## REQUIRED ACTION
Wherever the string "gmail" shows up in the records below, return that line.

## DATA PROVIDED
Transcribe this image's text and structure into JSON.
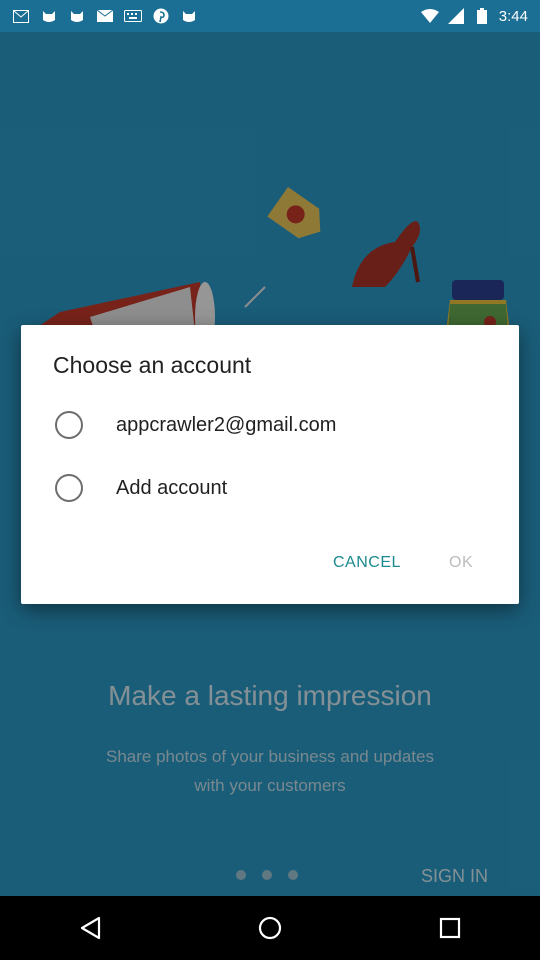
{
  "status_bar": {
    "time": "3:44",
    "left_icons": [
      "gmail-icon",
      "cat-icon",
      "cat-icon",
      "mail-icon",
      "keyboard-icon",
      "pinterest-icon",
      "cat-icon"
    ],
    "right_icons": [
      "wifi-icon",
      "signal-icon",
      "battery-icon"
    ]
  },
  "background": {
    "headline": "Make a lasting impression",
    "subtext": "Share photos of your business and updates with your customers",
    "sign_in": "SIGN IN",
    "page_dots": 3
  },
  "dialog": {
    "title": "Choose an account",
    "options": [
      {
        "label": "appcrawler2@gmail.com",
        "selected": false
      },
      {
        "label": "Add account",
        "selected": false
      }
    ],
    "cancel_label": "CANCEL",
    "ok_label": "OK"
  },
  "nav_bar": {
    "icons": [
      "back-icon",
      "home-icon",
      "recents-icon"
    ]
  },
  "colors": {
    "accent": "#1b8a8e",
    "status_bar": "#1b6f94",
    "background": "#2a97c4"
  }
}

## OUTPUT OF THE TASK
      "gmail-icon",
        "label": "appcrawler2@gmail.com",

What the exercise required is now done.